§ **Extracted data**

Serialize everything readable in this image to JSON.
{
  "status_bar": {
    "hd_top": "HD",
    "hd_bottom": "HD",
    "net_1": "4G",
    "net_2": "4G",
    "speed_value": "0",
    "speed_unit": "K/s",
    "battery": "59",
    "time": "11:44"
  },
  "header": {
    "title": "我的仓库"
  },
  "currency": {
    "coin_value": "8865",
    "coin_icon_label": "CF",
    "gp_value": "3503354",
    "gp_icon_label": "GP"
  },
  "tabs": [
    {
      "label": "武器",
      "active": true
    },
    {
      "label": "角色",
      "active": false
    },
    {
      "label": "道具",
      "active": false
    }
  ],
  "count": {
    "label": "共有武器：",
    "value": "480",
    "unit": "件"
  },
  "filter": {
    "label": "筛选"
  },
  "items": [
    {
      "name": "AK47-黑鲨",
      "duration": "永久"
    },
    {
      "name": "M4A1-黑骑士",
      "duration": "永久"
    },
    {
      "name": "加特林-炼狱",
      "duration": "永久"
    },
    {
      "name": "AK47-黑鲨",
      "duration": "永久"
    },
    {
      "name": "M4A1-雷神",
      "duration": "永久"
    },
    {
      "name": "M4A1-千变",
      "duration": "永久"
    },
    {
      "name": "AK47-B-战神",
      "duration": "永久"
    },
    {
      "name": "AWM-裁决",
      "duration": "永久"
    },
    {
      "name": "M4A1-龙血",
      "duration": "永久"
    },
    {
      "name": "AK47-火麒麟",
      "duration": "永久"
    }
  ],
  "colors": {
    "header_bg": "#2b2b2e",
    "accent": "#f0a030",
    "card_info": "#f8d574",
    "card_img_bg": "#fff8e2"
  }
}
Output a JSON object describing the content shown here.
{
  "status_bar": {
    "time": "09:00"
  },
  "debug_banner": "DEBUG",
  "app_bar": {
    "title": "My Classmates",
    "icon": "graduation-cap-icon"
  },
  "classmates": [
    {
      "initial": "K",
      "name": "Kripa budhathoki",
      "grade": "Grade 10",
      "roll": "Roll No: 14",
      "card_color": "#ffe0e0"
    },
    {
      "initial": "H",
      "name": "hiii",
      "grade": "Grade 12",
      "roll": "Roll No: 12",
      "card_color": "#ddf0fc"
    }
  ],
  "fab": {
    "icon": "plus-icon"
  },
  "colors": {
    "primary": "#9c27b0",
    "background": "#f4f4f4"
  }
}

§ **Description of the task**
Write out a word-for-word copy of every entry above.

§ **Written solution**
Serialize everything readable in this image to JSON.
{
  "status_bar": {
    "hd_top": "HD",
    "hd_bottom": "HD",
    "net_1": "4G",
    "net_2": "4G",
    "speed_value": "0",
    "speed_unit": "K/s",
    "battery": "59",
    "time": "11:44"
  },
  "header": {
    "title": "我的仓库"
  },
  "currency": {
    "coin_value": "8865",
    "coin_icon_label": "CF",
    "gp_value": "3503354",
    "gp_icon_label": "GP"
  },
  "tabs": [
    {
      "label": "武器",
      "active": true
    },
    {
      "label": "角色",
      "active": false
    },
    {
      "label": "道具",
      "active": false
    }
  ],
  "count": {
    "label": "共有武器：",
    "value": "480",
    "unit": "件"
  },
  "filter": {
    "label": "筛选"
  },
  "items": [
    {
      "name": "AK47-黑鲨",
      "duration": "永久"
    },
    {
      "name": "M4A1-黑骑士",
      "duration": "永久"
    },
    {
      "name": "加特林-炼狱",
      "duration": "永久"
    },
    {
      "name": "AK47-黑鲨",
      "duration": "永久"
    },
    {
      "name": "M4A1-雷神",
      "duration": "永久"
    },
    {
      "name": "M4A1-千变",
      "duration": "永久"
    },
    {
      "name": "AK47-B-战神",
      "duration": "永久"
    },
    {
      "name": "AWM-裁决",
      "duration": "永久"
    },
    {
      "name": "M4A1-龙血",
      "duration": "永久"
    },
    {
      "name": "AK47-火麒麟",
      "duration": "永久"
    }
  ],
  "colors": {
    "header_bg": "#2b2b2e",
    "accent": "#f0a030",
    "card_info": "#f8d574",
    "card_img_bg": "#fff8e2"
  }
}
Output a JSON object describing the content shown here.
{
  "status_bar": {
    "time": "09:00"
  },
  "debug_banner": "DEBUG",
  "app_bar": {
    "title": "My Classmates",
    "icon": "graduation-cap-icon"
  },
  "classmates": [
    {
      "initial": "K",
      "name": "Kripa budhathoki",
      "grade": "Grade 10",
      "roll": "Roll No: 14",
      "card_color": "#ffe0e0"
    },
    {
      "initial": "H",
      "name": "hiii",
      "grade": "Grade 12",
      "roll": "Roll No: 12",
      "card_color": "#ddf0fc"
    }
  ],
  "fab": {
    "icon": "plus-icon"
  },
  "colors": {
    "primary": "#9c27b0",
    "background": "#f4f4f4"
  }
}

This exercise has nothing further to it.